    Thanks for making me think, as usual.

  • Erin

    Oh yes. Getting to know this online community makes me feel not alone in so many things. (Although sometimes alone in real life, because I want such soul understanding people to be the people I regularly have dinner with, too.)
    Hope you have a wonderful time with online friends this weekend!

  • Lisa Colón DeLay

    Online communities are legit.

    I didn’t know for sure, but I saw it borne out. In real life the online friends were even kinder, funnier, and more wonderful than online. (Not that there can’t be bad surprises.)

    I’m thrilled to have met you in-the-flesh, and sit by you at supper. I wished I lived closer to more of the lovelies I’ve met online, but it’s like waiting for heaven, isn’t it? It can be great here, but the eventual meetup will be the bomb!

    thanks for making getting together for a meal a reality. That was a bona fide gift.


  • Kristin T.

    Hi all! I’m back from STORY, where I got to hang out with almost too many wonderful people to list! Sorry for the delayed response to your comments.

    suzannah, it’s so wonderful when you’re able to not just meet someone you know online, but actually spend lots of time and conversation together, like we did. I’m so thankful to have you in my community of encouragers and inspirers!

    HopefulLeigh, yes to this: “What I’ve appreciated the most about my online communities is the depth and authenticity.” I hope the STORY tweets weren’t too much for you! I know how jealous I have been in the past when I see evidence of good stuff happening without me. You were missed!

    ed, I think you’re right—social media is a great first step in terms of introducing and staying in touch. But at the same time, some of my online friendships seem to take subsequent steps deeper even without the benefits of a face-to-face meeting. (And having said all of that, I definitely feel more connected to you and your writing after being able to hang out together at two conferences in one year!)

    Alyssa, it just takes a while to meet those amazing people who will inspire and challenges you, doesn’t it? And usually—at least with a site like Twitter—there are dozens of connections that fall flat in between each one that takes hold. I’m glad you’re persevering and being rewarded for it!

    Tanya, thank you! I can only imagine how much of a lifeline social media must be for people who are housebound. And my guess is that the intensity of emotions around those connections rise in proportion to your reliance on them. I hope the “connected” feeling continue to outweigh those left-out-at-the-party times.

    Caris, that’s so impressive—being a part of a small online group for 10 years! Also, it’s so crazy that when I wrote this post and you wrote your comment, we hadn’t met yet; just a few days later you feel like an old friend! I’m so glad we had that time together.

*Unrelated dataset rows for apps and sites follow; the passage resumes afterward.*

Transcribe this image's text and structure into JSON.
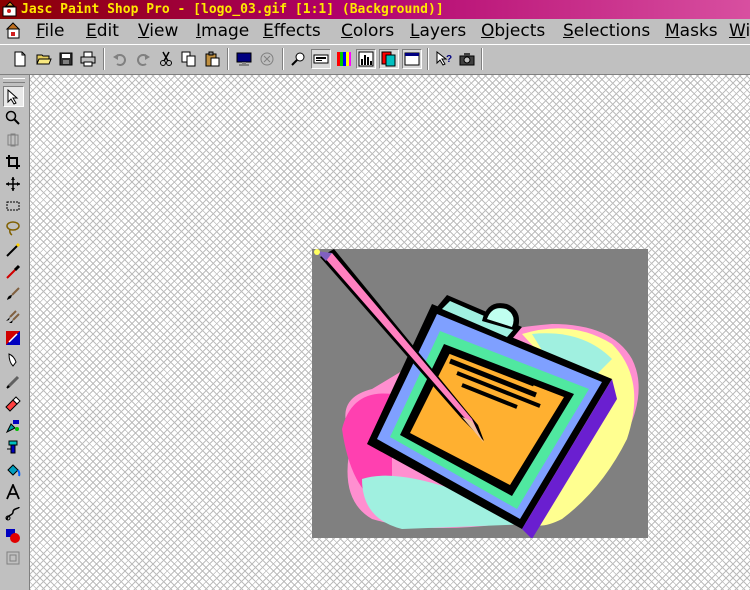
{
  "window": {
    "title": "Jasc Paint Shop Pro - [logo_03.gif [1:1] (Background)]"
  },
  "menubar": {
    "items": [
      {
        "u": "F",
        "rest": "ile"
      },
      {
        "u": "E",
        "rest": "dit"
      },
      {
        "u": "V",
        "rest": "iew"
      },
      {
        "u": "I",
        "rest": "mage"
      },
      {
        "u": "E",
        "rest": "ffects"
      },
      {
        "u": "C",
        "rest": "olors"
      },
      {
        "u": "L",
        "rest": "ayers"
      },
      {
        "u": "O",
        "rest": "bjects"
      },
      {
        "u": "S",
        "rest": "elections"
      },
      {
        "u": "M",
        "rest": "asks"
      },
      {
        "u": "W",
        "rest": "i"
      }
    ]
  },
  "toolbar": {
    "buttons": [
      "new-file-icon",
      "open-folder-icon",
      "save-icon",
      "print-icon",
      "undo-icon",
      "redo-icon",
      "cut-icon",
      "copy-icon",
      "paste-icon",
      "full-screen-preview-icon",
      "normal-viewing-icon",
      "overview-window-icon",
      "tool-options-icon",
      "color-palette-icon",
      "histogram-icon",
      "layer-palette-icon",
      "toggle-palette-icon",
      "context-help-icon",
      "camera-icon"
    ]
  },
  "tools": [
    "arrow-tool-icon",
    "zoom-tool-icon",
    "deformation-tool-icon",
    "crop-tool-icon",
    "mover-tool-icon",
    "selection-tool-icon",
    "freehand-lasso-icon",
    "magic-wand-icon",
    "dropper-icon",
    "paintbrush-icon",
    "clone-brush-icon",
    "color-replacer-icon",
    "retouch-icon",
    "scratch-remover-icon",
    "eraser-icon",
    "picture-tube-icon",
    "airbrush-icon",
    "flood-fill-icon",
    "text-tool-icon",
    "draw-line-icon",
    "preset-shapes-icon",
    "object-selector-icon"
  ],
  "image": {
    "description_name": "clipboard-with-pencil-clipart",
    "background_color": "#808080"
  }
}
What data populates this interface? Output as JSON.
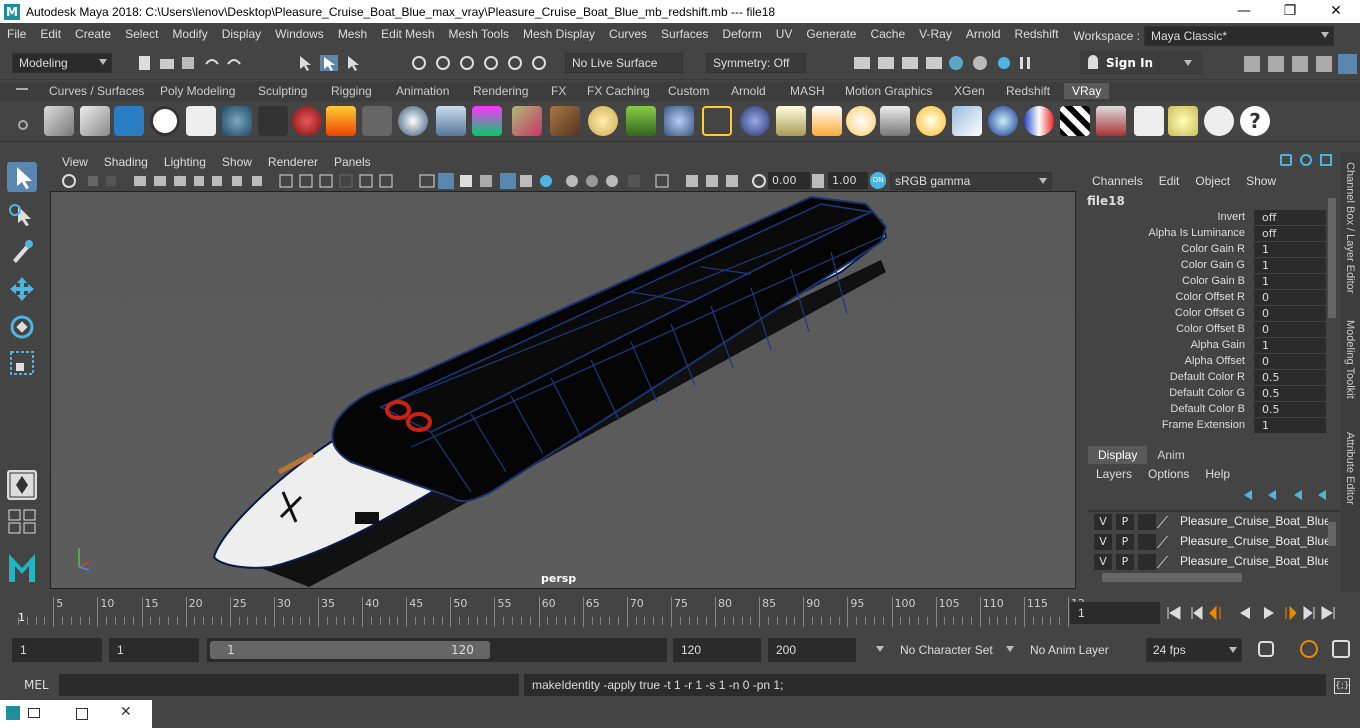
{
  "window": {
    "title": "Autodesk Maya 2018: C:\\Users\\lenov\\Desktop\\Pleasure_Cruise_Boat_Blue_max_vray\\Pleasure_Cruise_Boat_Blue_mb_redshift.mb   ---   file18",
    "min": "—",
    "max": "❐",
    "close": "✕"
  },
  "menu": [
    "File",
    "Edit",
    "Create",
    "Select",
    "Modify",
    "Display",
    "Windows",
    "Mesh",
    "Edit Mesh",
    "Mesh Tools",
    "Mesh Display",
    "Curves",
    "Surfaces",
    "Deform",
    "UV",
    "Generate",
    "Cache",
    "V-Ray",
    "Arnold",
    "Redshift"
  ],
  "workspace": {
    "label": "Workspace :",
    "value": "Maya Classic*"
  },
  "status": {
    "mode": "Modeling",
    "live_surface": "No Live Surface",
    "symmetry": "Symmetry: Off",
    "sign_in": "Sign In"
  },
  "shelf_tabs": [
    "Curves / Surfaces",
    "Poly Modeling",
    "Sculpting",
    "Rigging",
    "Animation",
    "Rendering",
    "FX",
    "FX Caching",
    "Custom",
    "Arnold",
    "MASH",
    "Motion Graphics",
    "XGen",
    "Redshift",
    "VRay"
  ],
  "shelf_active": "VRay",
  "viewport": {
    "menus": [
      "View",
      "Shading",
      "Lighting",
      "Show",
      "Renderer",
      "Panels"
    ],
    "exposure": "0.00",
    "gamma": "1.00",
    "color_space": "sRGB gamma",
    "camera": "persp"
  },
  "channel_box": {
    "menus": [
      "Channels",
      "Edit",
      "Object",
      "Show"
    ],
    "object": "file18",
    "attrs": [
      {
        "name": "Invert",
        "value": "off"
      },
      {
        "name": "Alpha Is Luminance",
        "value": "off"
      },
      {
        "name": "Color Gain R",
        "value": "1"
      },
      {
        "name": "Color Gain G",
        "value": "1"
      },
      {
        "name": "Color Gain B",
        "value": "1"
      },
      {
        "name": "Color Offset R",
        "value": "0"
      },
      {
        "name": "Color Offset G",
        "value": "0"
      },
      {
        "name": "Color Offset B",
        "value": "0"
      },
      {
        "name": "Alpha Gain",
        "value": "1"
      },
      {
        "name": "Alpha Offset",
        "value": "0"
      },
      {
        "name": "Default Color R",
        "value": "0.5"
      },
      {
        "name": "Default Color G",
        "value": "0.5"
      },
      {
        "name": "Default Color B",
        "value": "0.5"
      },
      {
        "name": "Frame Extension",
        "value": "1"
      }
    ]
  },
  "side_tabs": [
    "Channel Box / Layer Editor",
    "Modeling Toolkit",
    "Attribute Editor"
  ],
  "layers": {
    "tabs": [
      "Display",
      "Anim"
    ],
    "menus": [
      "Layers",
      "Options",
      "Help"
    ],
    "rows": [
      {
        "v": "V",
        "p": "P",
        "name": "Pleasure_Cruise_Boat_Blue_l"
      },
      {
        "v": "V",
        "p": "P",
        "name": "Pleasure_Cruise_Boat_Blue_l"
      },
      {
        "v": "V",
        "p": "P",
        "name": "Pleasure_Cruise_Boat_Blue_l"
      }
    ]
  },
  "timeline": {
    "ticks": [
      "5",
      "10",
      "15",
      "20",
      "25",
      "30",
      "35",
      "40",
      "45",
      "50",
      "55",
      "60",
      "65",
      "70",
      "75",
      "80",
      "85",
      "90",
      "95",
      "100",
      "105",
      "110",
      "115",
      "12"
    ],
    "start_marker": "1",
    "current_frame": "1"
  },
  "range": {
    "start": "1",
    "anim_start": "1",
    "slider_start": "1",
    "slider_end": "120",
    "end": "120",
    "anim_end": "200",
    "character_set": "No Character Set",
    "anim_layer": "No Anim Layer",
    "fps": "24 fps"
  },
  "command": {
    "lang": "MEL",
    "output": "makeIdentity -apply true -t 1 -r 1 -s 1 -n 0 -pn 1;"
  }
}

    Brianna, I know how you feel—a few years ago I was right there, trying to figure out how to find a spot for myself without being too pushy. It’s a fine line! I guess my advice is to just be both realistic AND outgoing. It takes a lot of time to find the right mix of people to be your “tribe,” and there will definitely be flops along the way. But if you’re friendly, helpful, and completely *yourself,* it will fall into place!

    Shawn, our entire family loved meeting your entire family! Thank you for taking whatever detour it required to make it happen. :) (We all would have LOVED seeing you and Maile at STORY!)

  • Michael Hadley

    Community in person is important too! But I agree with your post. We need fellow writers to bounce ideas off of, people who may not know us as well as our friends. The trick is finding a community, as well as being accepted in to one. Great post!

  • Sarah Quezada

    Thank you for this post. After using Twitter for a while, I just recently starting “making friends” that I really enjoy through that medium. Some of our commonalities are specifically different than my friends in real life currently. I have wondered if these social media relationships can perhaps provide outlets and connections that aren’t part of my community in person. I had never really considered that before, but I am beginning to find a very special opportunity for new friendships online. Thanks for this balanced perspective!